Mystery man of the new-music scene offers. . . works for strings?
Years ago, mystery man Terry Riley helped pioneer the pulsing, repetitive style that marks the work of such colleagues as Philip Glass and Steve Reich. While those composers grew in popularity and fame, however, Riley retreated from the public eye.
Though he has released a few records over the years, his recent Town Hall recital marked his first New York appearance in eight years. It showed him in full control of his traditional style and reaching out to new areas that are more promising yet.
Heavily influenced by Indian music, Riley favors a richly polyphonic sound, weaving improvised melodies - several at a time - around a solid rhythmic and harmonic core. The effect is dense, intricate, and sometimes interminable. A good example is his latest record, ''Descending Moonshine Dervishes,'' on the imported Kuckuck label (UCK 047) from West Germany. If not available in local record stores - and Riley is no bestseller despite his talents - it can be obtained from the New Music Distribution Service at 500 Broadway, New York City.
Riley opened his Town Hall recital with an hour-long organ improvisation. Then came a somewhat shorter work for synthesizer and his own voice, both droning in Indian fashion. The words sounded trite when they were intelligible at all - something about a dusty road and flames - but they weren't the point. It was quintessential Riley: diverting, digressive, dull after a while, yet virtuosic all the way.
The evening caught fire in its second half, when the Kronos String Quartet played three new Riley works for conventional chamber instruments. The first two were revelations - crisp, tuneful, witty, and even concise! The last featured Riley's synthesizer and singing as well as the Kronos players, blending the old Riley and the new into an uneasy but not unattractive melange.
Like another old cohort of his, La Monte Young, the Indian-inspired Riley may be too exotic and individualistic to gather the kind of wide acclaim that has lately accrued to such fellow radicals as Glass and Reich. Certainly his long keyboard improvisations are not the kind of accessible stuff that broad popularity is made of.

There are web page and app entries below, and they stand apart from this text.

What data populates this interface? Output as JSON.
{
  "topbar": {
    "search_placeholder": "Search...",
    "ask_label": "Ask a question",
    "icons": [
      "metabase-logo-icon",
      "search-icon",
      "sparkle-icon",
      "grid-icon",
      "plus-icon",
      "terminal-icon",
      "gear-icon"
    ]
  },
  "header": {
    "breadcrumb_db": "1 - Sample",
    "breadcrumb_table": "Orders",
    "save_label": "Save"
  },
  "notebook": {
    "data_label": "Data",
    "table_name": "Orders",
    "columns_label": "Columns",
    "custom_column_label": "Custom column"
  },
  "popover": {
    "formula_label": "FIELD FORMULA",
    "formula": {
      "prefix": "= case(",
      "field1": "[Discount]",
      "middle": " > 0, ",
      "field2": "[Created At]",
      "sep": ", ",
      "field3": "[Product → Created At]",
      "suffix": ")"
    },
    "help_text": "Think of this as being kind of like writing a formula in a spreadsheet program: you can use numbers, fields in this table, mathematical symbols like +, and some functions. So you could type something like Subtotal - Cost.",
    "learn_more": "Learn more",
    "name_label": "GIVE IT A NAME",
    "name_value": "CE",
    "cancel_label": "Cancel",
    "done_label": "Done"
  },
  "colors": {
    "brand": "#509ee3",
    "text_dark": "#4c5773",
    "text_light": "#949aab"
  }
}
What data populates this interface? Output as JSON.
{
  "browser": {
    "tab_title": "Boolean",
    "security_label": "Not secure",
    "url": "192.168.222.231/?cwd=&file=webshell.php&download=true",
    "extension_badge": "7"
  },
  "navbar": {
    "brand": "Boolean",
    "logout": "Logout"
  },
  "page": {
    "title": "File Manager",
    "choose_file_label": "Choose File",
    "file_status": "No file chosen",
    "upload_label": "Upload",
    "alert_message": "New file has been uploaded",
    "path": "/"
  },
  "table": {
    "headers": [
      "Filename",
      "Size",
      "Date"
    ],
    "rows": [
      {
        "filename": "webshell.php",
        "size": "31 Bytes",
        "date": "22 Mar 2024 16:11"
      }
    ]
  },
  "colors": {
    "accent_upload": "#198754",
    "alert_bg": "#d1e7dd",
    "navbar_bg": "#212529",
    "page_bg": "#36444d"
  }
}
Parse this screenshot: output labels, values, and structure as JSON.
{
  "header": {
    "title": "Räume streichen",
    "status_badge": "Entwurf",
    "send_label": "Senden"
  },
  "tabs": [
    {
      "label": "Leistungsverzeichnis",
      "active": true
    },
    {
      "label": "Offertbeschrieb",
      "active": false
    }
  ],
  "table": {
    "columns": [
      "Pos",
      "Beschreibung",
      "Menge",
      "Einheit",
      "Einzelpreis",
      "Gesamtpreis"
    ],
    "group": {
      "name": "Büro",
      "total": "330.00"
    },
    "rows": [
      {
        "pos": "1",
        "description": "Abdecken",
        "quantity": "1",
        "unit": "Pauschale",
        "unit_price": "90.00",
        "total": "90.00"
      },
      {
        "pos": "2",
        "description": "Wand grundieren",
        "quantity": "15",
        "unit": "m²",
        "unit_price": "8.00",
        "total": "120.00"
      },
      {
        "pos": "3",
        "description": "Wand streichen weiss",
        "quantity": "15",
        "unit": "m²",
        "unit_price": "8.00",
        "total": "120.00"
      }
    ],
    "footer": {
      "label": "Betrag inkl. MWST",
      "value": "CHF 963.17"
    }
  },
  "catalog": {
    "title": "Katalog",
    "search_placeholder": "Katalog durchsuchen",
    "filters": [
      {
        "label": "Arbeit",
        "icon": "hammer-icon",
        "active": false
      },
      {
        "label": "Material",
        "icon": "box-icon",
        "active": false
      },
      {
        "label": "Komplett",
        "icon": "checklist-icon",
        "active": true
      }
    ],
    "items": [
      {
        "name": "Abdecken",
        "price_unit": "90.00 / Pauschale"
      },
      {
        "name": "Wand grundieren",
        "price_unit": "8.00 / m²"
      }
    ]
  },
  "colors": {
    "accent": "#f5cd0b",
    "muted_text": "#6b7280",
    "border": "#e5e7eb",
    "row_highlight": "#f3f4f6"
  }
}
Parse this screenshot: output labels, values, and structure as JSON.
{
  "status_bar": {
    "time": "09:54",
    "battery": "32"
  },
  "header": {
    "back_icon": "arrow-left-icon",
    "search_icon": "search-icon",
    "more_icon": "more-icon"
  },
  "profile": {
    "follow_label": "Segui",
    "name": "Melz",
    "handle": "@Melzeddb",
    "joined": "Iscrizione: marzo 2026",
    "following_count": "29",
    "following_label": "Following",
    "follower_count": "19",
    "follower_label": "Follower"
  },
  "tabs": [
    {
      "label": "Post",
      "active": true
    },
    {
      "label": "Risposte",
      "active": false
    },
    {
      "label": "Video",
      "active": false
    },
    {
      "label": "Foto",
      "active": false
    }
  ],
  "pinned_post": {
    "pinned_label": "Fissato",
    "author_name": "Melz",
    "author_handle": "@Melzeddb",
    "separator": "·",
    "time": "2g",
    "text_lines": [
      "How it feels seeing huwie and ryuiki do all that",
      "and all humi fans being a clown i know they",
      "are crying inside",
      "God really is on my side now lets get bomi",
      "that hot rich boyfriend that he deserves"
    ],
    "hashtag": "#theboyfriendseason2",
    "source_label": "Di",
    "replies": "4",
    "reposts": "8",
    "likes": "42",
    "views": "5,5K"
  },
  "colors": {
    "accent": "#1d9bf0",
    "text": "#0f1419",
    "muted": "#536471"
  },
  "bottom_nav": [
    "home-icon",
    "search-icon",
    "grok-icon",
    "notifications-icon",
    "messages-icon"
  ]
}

But his recent string compositions are a different breed. It's hard to imagine them failing to attract a following, if talented performers like the Kronos quartet give them a healthy amount of exposure. From the looks of it, Riley can have a dual career for the asking - continuing his lonely experiments in polyphonic improvisation, while tossing out spectacular bouquets in the vein of his string pieces.